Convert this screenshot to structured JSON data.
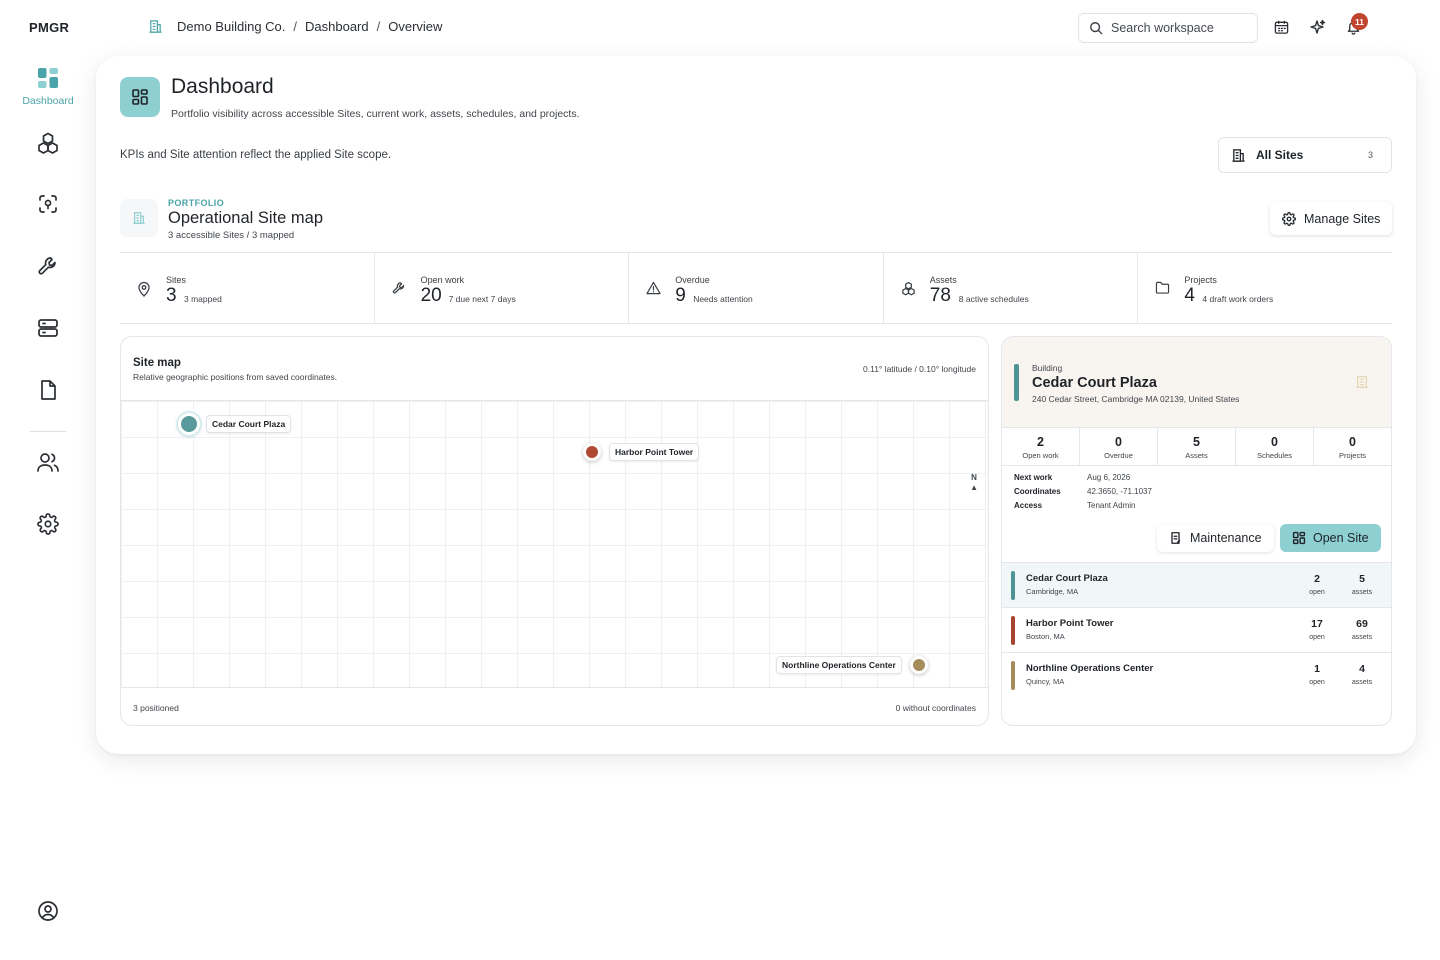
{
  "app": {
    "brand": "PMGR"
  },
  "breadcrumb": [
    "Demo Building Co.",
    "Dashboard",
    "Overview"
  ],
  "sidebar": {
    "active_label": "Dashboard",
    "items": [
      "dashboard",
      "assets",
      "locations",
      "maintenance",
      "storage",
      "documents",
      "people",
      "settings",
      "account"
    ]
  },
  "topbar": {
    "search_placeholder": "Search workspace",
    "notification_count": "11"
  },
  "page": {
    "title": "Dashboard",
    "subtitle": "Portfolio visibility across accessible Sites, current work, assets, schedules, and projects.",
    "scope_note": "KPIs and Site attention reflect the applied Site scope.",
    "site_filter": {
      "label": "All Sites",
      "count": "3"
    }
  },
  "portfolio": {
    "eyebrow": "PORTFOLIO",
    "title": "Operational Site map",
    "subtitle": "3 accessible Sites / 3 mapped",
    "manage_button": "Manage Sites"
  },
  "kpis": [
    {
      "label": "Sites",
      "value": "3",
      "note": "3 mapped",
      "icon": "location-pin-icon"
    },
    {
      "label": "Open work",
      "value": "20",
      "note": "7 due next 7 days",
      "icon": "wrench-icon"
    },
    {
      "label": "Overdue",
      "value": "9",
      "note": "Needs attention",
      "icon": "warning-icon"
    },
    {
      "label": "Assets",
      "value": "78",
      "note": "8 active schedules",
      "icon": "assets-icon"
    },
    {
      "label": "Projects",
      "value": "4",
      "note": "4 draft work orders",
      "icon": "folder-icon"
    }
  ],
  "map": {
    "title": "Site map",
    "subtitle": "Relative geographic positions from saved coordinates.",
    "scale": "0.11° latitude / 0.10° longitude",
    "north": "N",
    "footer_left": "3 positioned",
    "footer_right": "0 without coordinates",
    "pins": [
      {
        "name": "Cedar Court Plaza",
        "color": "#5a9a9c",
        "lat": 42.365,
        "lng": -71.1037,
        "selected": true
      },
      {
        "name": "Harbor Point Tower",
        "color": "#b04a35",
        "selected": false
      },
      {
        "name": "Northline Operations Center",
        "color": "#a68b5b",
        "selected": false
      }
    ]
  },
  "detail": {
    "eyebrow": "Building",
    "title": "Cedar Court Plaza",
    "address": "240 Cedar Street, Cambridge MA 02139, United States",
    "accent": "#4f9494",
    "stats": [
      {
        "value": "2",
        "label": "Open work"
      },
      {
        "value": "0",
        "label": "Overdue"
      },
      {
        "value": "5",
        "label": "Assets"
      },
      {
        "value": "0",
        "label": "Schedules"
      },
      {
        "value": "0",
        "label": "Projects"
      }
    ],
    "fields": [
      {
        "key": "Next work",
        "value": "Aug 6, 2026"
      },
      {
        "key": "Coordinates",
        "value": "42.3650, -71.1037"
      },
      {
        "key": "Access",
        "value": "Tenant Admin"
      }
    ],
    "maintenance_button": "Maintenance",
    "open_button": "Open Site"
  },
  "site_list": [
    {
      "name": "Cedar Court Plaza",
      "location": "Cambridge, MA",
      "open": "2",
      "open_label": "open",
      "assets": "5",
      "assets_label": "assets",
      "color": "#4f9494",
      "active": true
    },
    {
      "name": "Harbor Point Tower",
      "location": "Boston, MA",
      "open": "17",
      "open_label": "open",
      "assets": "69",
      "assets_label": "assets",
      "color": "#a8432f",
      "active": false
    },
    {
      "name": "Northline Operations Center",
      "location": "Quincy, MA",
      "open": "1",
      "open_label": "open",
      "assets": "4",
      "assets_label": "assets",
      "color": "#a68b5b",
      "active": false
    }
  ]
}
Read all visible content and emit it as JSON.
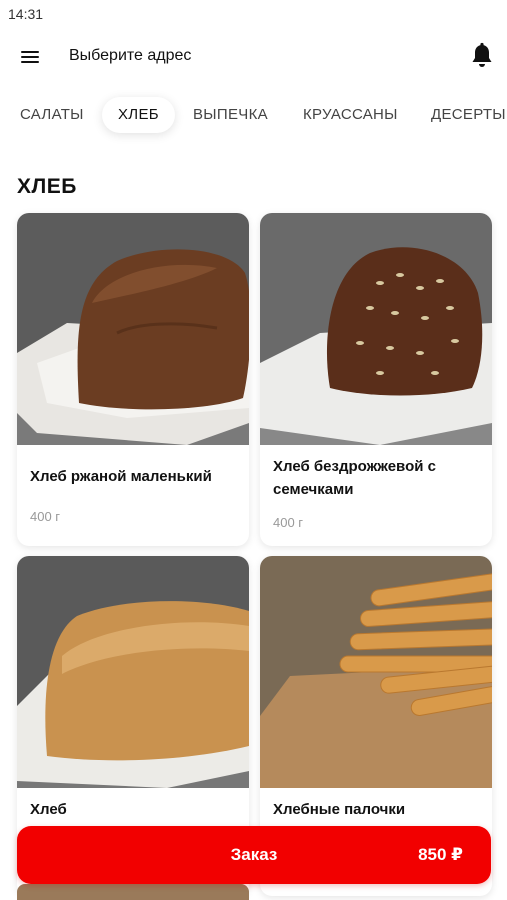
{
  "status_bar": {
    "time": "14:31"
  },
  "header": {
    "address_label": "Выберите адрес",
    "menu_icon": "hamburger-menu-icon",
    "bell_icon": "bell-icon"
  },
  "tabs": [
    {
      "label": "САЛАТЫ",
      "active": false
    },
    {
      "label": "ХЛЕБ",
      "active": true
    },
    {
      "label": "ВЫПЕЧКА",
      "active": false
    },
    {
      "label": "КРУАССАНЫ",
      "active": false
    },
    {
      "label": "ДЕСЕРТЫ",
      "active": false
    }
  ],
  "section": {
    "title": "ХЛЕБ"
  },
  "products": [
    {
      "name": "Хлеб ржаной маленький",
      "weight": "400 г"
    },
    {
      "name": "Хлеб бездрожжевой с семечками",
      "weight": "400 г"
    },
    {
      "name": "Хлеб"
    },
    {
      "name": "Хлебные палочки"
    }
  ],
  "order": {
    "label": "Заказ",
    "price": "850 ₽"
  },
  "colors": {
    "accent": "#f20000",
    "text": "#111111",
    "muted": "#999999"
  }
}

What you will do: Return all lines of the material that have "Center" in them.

Written response:
        "name": "Northline Operations Center",
      "name": "Northline Operations Center",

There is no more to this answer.